(TASK TO CARRY OUT)
Within these records, how many lines hold "title"? Give the number alone.

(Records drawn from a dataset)
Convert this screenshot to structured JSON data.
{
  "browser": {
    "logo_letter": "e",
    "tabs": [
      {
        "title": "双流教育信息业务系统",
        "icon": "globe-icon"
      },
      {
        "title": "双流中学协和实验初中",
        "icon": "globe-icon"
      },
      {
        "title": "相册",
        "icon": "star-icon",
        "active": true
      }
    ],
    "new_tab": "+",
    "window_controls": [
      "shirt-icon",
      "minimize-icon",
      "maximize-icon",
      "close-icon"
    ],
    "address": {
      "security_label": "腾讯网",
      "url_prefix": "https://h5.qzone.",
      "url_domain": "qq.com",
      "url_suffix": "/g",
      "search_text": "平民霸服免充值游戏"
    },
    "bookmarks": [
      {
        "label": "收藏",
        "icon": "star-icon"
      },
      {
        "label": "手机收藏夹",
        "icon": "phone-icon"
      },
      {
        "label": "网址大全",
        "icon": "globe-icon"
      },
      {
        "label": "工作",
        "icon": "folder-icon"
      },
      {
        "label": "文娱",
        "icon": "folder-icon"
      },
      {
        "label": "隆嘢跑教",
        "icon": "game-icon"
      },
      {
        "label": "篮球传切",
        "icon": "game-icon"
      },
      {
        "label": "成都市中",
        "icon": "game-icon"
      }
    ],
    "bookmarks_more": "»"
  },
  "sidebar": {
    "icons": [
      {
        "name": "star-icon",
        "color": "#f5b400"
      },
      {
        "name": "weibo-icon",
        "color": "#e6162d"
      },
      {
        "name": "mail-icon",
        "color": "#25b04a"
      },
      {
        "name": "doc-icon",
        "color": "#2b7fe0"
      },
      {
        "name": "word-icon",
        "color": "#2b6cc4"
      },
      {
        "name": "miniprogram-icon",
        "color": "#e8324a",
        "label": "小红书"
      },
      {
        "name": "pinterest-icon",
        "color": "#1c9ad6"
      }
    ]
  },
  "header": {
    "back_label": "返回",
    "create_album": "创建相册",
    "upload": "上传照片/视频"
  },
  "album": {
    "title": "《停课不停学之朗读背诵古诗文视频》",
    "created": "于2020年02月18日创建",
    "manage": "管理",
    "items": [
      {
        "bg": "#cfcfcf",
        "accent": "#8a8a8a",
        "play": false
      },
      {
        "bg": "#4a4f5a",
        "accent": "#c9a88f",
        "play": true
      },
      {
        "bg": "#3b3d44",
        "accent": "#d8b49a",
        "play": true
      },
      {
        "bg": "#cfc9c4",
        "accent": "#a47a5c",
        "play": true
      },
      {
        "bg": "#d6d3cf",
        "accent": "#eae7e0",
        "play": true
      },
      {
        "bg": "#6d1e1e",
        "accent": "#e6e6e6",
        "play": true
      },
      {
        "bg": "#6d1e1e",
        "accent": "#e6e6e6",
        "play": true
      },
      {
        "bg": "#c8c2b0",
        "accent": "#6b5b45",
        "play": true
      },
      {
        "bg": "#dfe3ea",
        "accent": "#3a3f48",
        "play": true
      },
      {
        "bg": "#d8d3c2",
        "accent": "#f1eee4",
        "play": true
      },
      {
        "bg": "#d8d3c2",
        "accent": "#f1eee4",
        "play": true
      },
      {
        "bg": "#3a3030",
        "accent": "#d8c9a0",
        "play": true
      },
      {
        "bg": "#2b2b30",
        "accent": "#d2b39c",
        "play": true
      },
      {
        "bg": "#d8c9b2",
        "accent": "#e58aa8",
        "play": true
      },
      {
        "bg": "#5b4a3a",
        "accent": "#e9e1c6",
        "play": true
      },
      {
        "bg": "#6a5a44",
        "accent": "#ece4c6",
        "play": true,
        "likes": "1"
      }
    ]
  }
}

(OUTPUT FOR THIS EXERCISE)
4